Task input section start

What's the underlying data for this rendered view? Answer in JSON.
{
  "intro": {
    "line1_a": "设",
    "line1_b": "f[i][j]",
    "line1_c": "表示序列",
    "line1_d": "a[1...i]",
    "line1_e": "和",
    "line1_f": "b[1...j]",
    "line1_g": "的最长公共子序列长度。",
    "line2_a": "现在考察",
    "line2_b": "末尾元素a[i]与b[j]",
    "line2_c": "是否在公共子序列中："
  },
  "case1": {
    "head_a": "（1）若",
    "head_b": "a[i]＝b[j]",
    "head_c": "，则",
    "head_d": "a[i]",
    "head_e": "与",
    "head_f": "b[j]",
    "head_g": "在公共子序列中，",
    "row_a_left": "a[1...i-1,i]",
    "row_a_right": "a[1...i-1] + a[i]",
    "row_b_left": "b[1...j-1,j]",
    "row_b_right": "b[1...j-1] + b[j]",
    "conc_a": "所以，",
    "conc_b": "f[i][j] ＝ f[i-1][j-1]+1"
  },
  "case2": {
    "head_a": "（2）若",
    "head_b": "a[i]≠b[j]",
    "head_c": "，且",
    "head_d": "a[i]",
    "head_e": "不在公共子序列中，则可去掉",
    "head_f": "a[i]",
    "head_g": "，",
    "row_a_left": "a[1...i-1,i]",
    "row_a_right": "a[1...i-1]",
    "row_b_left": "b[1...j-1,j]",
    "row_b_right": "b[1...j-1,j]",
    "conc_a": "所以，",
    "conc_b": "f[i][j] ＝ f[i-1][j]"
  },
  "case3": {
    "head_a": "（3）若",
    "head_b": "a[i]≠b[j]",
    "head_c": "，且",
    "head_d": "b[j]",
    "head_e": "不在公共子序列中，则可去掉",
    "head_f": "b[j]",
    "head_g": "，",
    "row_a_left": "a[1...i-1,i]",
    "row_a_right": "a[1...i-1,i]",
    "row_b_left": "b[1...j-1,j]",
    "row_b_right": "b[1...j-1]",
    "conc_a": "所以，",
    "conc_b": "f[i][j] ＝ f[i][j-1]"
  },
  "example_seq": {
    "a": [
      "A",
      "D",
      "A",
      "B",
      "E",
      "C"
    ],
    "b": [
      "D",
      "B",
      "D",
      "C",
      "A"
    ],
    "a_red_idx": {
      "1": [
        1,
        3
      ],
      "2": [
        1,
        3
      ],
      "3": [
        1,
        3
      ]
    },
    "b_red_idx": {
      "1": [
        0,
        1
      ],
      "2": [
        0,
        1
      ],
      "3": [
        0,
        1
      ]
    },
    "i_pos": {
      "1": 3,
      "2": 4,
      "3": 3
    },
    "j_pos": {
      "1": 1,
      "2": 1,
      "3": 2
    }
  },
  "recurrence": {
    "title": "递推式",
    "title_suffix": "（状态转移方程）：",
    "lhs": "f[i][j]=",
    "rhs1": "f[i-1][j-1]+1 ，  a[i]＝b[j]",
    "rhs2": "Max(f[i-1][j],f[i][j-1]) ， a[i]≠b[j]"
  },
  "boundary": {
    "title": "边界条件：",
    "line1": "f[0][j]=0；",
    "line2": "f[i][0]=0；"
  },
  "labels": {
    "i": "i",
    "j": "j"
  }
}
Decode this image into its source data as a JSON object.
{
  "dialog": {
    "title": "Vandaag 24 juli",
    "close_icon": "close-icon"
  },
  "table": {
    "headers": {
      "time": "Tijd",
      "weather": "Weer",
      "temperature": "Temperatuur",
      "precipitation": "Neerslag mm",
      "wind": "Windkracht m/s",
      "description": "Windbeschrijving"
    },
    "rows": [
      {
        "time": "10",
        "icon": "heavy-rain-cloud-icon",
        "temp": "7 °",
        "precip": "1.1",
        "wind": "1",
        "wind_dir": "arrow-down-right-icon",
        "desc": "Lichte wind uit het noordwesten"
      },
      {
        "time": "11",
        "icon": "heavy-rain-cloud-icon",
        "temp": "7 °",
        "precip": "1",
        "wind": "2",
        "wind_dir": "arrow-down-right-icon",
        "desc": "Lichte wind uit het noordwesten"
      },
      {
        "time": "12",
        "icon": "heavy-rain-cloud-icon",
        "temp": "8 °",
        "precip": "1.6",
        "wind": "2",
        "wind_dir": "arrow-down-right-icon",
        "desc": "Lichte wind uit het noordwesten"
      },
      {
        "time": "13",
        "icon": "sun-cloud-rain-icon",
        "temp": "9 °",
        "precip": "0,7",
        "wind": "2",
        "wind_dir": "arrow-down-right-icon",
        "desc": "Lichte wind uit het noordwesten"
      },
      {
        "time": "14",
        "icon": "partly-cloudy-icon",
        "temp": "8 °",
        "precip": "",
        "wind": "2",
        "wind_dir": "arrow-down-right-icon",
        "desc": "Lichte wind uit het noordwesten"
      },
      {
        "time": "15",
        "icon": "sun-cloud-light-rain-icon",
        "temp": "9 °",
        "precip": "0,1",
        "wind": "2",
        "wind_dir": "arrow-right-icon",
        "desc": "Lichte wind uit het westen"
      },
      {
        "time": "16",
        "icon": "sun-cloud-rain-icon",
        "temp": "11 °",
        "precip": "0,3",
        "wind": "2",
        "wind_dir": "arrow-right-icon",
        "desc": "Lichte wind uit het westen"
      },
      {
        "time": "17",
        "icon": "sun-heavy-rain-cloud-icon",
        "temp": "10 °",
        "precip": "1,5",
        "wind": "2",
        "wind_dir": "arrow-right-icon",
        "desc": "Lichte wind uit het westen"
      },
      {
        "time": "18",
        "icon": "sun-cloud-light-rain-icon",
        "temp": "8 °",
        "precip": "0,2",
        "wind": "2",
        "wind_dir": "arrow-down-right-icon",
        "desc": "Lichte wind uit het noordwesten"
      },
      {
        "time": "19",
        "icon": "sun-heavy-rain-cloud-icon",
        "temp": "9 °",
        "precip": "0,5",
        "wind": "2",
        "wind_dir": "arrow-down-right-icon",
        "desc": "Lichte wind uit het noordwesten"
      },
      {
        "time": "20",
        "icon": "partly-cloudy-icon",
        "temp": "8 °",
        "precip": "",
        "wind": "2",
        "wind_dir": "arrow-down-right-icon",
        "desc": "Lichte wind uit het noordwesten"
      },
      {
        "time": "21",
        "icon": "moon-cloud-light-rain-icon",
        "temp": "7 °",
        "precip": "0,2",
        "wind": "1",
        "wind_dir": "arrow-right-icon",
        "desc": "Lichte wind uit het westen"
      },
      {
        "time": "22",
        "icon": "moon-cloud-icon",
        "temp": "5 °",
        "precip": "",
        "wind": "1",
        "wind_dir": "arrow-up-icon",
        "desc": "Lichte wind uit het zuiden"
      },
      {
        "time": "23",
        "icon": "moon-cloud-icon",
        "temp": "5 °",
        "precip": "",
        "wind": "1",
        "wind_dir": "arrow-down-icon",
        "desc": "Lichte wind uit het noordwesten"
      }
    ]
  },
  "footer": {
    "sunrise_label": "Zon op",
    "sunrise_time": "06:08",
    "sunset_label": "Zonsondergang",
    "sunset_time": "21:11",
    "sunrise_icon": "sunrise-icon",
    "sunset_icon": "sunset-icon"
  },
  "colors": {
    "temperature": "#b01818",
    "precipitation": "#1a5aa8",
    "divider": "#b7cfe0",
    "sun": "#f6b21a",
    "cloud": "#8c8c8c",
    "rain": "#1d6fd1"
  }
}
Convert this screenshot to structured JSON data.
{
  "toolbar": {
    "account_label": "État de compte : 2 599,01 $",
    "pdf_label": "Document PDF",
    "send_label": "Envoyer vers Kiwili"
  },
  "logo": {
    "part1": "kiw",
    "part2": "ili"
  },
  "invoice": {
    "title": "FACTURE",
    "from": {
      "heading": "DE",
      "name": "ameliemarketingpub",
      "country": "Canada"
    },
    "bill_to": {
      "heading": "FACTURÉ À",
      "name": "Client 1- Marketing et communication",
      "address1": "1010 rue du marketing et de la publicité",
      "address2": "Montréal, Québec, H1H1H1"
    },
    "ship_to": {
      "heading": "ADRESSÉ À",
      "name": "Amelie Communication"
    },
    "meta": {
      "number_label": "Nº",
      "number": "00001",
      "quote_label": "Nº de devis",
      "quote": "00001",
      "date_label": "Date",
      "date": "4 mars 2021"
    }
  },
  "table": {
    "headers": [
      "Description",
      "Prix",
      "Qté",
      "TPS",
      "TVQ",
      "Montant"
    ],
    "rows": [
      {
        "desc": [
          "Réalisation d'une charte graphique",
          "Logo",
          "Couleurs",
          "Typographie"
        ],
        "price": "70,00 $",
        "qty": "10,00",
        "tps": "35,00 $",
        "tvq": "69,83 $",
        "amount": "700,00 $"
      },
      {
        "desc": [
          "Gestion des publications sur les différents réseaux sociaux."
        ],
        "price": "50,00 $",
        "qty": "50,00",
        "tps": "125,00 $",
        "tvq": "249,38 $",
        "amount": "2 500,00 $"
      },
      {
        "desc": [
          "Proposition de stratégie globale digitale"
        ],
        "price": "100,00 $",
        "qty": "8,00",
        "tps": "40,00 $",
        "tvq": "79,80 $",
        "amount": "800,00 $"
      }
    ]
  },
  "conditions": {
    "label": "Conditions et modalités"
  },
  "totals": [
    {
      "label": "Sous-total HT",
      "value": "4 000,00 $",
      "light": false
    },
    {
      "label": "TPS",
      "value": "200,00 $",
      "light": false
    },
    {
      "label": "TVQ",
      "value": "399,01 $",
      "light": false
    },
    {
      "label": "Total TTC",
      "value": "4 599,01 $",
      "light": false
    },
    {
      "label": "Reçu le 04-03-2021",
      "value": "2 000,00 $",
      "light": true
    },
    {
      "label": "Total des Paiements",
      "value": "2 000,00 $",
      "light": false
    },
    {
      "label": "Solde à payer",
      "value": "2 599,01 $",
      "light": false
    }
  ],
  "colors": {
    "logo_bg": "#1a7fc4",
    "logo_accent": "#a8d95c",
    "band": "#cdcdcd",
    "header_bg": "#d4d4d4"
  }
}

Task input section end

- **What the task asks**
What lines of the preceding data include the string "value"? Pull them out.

- **Answer to the exercise**
      "value": "4 000,00 $",
      "value": "200,00 $",
      "value": "399,01 $",
      "value": "4 599,01 $",
      "value": "2 000,00 $",
      "value": "2 000,00 $",
      "value": "2 599,01 $",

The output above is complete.